When I travel overseas and need to pack light, I often take my Leica M2 rangefinder camera with compact 35mm and 50mm f/2.0 Summicron lenses (along with light meter, filters, and hoods). But recently, I have been thinking wide, which must go along with my increasing girth. Some options: New Leica 24mm f/1.4 Summilux-M lens. …
I have been a fan of Kodak Ektar for some time, specifically for shooting in low-light conditions such as a forest. It wasn’t love at first sight though. My first experiences with Ektar were in Greece, where I found I had a slight preference for Portra 400 over Ektar, as I didn’t like the saturation of colours that Ektar gives. In the summer in Greece where the light is harsh and the colours are bright Ektar can push it right over the top, at least to my taste. But in The Netherlands, where the light is cooler and softer Ektar works really well for me, specially in the winter. Ironic isn’t it, that I prefer the iso 400 film in the brighter light, and the iso 100 one in low light.

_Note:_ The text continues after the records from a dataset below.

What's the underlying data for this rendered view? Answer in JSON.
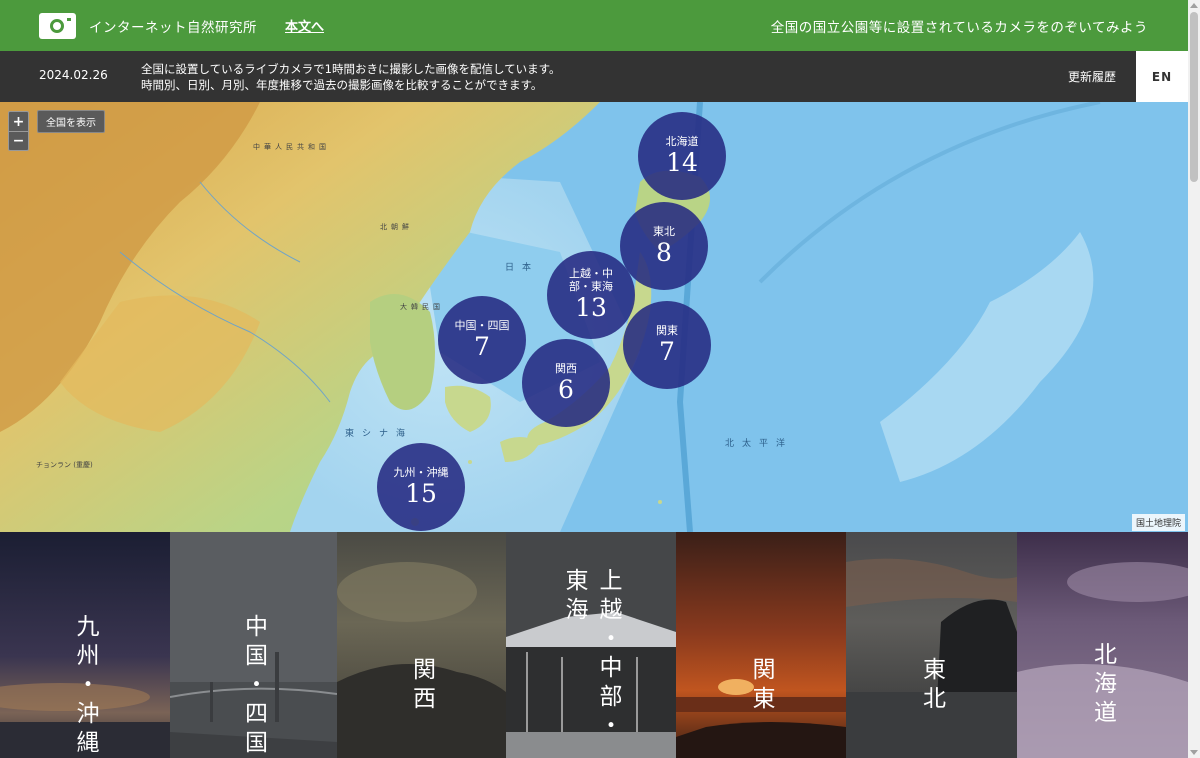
{
  "header": {
    "site_title": "インターネット自然研究所",
    "skip_link": "本文へ",
    "tagline": "全国の国立公園等に設置されているカメラをのぞいてみよう"
  },
  "infobar": {
    "date": "2024.02.26",
    "description_line1": "全国に設置しているライブカメラで1時間おきに撮影した画像を配信しています。",
    "description_line2": "時間別、日別、月別、年度推移で過去の撮影画像を比較することができます。",
    "history_link": "更新履歴",
    "language": "EN"
  },
  "map": {
    "zoom_in": "+",
    "zoom_out": "−",
    "show_all": "全国を表示",
    "attribution": "国土地理院",
    "labels": {
      "china": "中華人民共和国",
      "north_korea": "北朝鮮",
      "south_korea": "大韓民国",
      "sea_of_japan": "日本",
      "east_china_sea": "東シナ海",
      "pacific": "北太平洋",
      "city": "チョンラン (重慶)"
    },
    "clusters": [
      {
        "name": "北海道",
        "count": "14"
      },
      {
        "name": "東北",
        "count": "8"
      },
      {
        "name": "上越・中部・東海",
        "count": "13"
      },
      {
        "name": "中国・四国",
        "count": "7"
      },
      {
        "name": "関東",
        "count": "7"
      },
      {
        "name": "関西",
        "count": "6"
      },
      {
        "name": "九州・沖縄",
        "count": "15"
      }
    ]
  },
  "regions": [
    {
      "label": "九州・沖縄"
    },
    {
      "label": "中国・四国"
    },
    {
      "label": "関西"
    },
    {
      "label": "上越・中部・東海"
    },
    {
      "label": "関東"
    },
    {
      "label": "東北"
    },
    {
      "label": "北海道"
    }
  ],
  "colors": {
    "header_green": "#4c9a3d",
    "infobar_dark": "#333333",
    "cluster_navy": "#262a82",
    "sea_blue": "#7ec0ea"
  }
}
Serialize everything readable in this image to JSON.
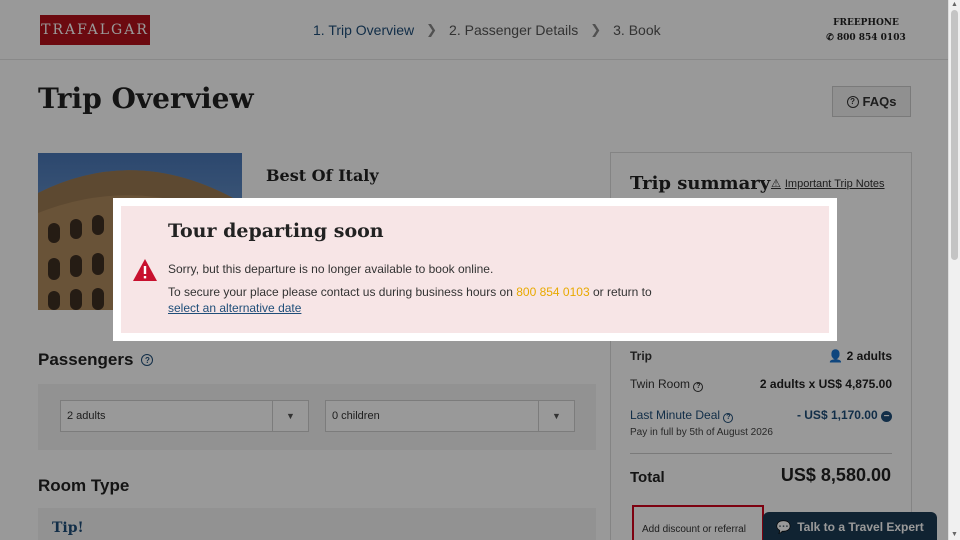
{
  "header": {
    "logo_text": "TRAFALGAR",
    "steps": [
      {
        "label": "1. Trip Overview"
      },
      {
        "label": "2. Passenger Details"
      },
      {
        "label": "3. Book"
      }
    ],
    "freephone_label": "FREEPHONE",
    "freephone_number": "800 854 0103"
  },
  "page": {
    "title": "Trip Overview",
    "faq_label": "FAQs"
  },
  "trip": {
    "name": "Best Of Italy"
  },
  "passengers": {
    "title": "Passengers",
    "adults_value": "2 adults",
    "children_value": "0 children"
  },
  "room_type": {
    "title": "Room Type",
    "tip_label": "Tip!"
  },
  "summary": {
    "title": "Trip summary",
    "notes_link": "Important Trip Notes",
    "trip_label": "Trip",
    "trip_value": "2 adults",
    "room_label": "Twin Room",
    "room_value": "2 adults x US$ 4,875.00",
    "deal_label": "Last Minute Deal",
    "deal_value": "- US$ 1,170.00",
    "deal_note": "Pay in full by 5th of August 2026",
    "total_label": "Total",
    "total_value": "US$ 8,580.00",
    "discount_label": "Add discount or referral"
  },
  "chat": {
    "label": "Talk to a Travel Expert"
  },
  "modal": {
    "title": "Tour departing soon",
    "message_line1": "Sorry, but this departure is no longer available to book online.",
    "message_line2_prefix": "To secure your place please contact us during business hours on",
    "phone": "800 854 0103",
    "message_line2_suffix": "or return to",
    "link_label": "select an alternative date"
  },
  "colors": {
    "brand_red": "#b5121b",
    "navy": "#1c3b54",
    "link_blue": "#1f4e79",
    "phone_gold": "#e8a900",
    "modal_bg": "#f7e5e6",
    "highlight_red": "#d0021b"
  }
}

Now then, down to brass (Leica) tacks…(and yes, I am including favourite shots taken by myself in Bangkok with a Leica M2 throughout this post).In reading this article, it is assumed that you are already familiar with the basics about classic Leica M bodies of the 50s-70’s and about how every man and his (presumably German) dog will tell you right off the bat that the Leica M3 is where it’s at. They will usually wax lyrical about how this camera started it all for the M mount and how it is the unassailable king of the hill, end of.
I’m going to do a dangerous thing in the world of Leica fan boys (and girls). I’m sticking my head above the parapet and saying ‘ …das ist (ja) alles dummes Zeug!’ (That’s a lot of nonsense)